Whenever a line in the data below includes the string "heart", copy it out.

- - -

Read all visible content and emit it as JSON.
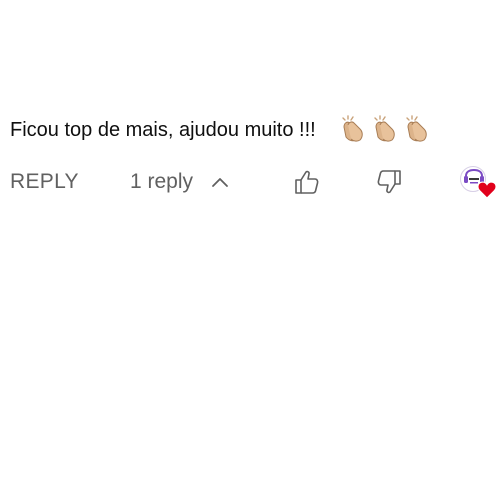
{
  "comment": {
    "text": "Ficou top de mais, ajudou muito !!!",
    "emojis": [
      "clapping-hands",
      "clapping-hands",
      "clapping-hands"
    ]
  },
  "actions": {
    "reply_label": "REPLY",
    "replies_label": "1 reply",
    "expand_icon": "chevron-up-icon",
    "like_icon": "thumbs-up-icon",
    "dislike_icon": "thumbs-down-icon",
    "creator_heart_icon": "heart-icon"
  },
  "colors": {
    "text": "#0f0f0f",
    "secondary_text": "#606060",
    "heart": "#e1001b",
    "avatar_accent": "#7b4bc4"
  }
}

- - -

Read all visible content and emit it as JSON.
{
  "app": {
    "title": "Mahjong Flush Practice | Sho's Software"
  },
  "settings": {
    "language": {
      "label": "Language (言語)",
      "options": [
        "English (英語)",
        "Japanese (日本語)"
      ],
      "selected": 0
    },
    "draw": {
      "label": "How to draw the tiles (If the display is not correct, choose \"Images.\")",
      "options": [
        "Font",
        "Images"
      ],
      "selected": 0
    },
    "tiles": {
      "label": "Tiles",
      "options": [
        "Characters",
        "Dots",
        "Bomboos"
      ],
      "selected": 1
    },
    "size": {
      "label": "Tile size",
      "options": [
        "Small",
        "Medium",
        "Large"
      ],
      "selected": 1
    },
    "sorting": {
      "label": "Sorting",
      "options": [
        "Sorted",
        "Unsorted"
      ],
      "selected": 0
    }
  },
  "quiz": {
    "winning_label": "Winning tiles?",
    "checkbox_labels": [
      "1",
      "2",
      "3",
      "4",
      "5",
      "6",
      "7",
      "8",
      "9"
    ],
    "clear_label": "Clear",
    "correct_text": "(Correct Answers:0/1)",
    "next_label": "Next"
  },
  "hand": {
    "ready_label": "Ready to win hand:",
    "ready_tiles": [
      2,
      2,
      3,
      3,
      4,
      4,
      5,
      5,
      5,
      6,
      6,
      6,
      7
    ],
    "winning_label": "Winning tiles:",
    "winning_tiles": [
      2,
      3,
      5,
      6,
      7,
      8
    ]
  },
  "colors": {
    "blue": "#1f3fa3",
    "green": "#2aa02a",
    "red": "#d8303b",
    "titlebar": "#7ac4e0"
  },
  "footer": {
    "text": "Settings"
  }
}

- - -

Solution to the exercise
    "creator_heart_icon": "heart-icon"
    "heart": "#e1001b",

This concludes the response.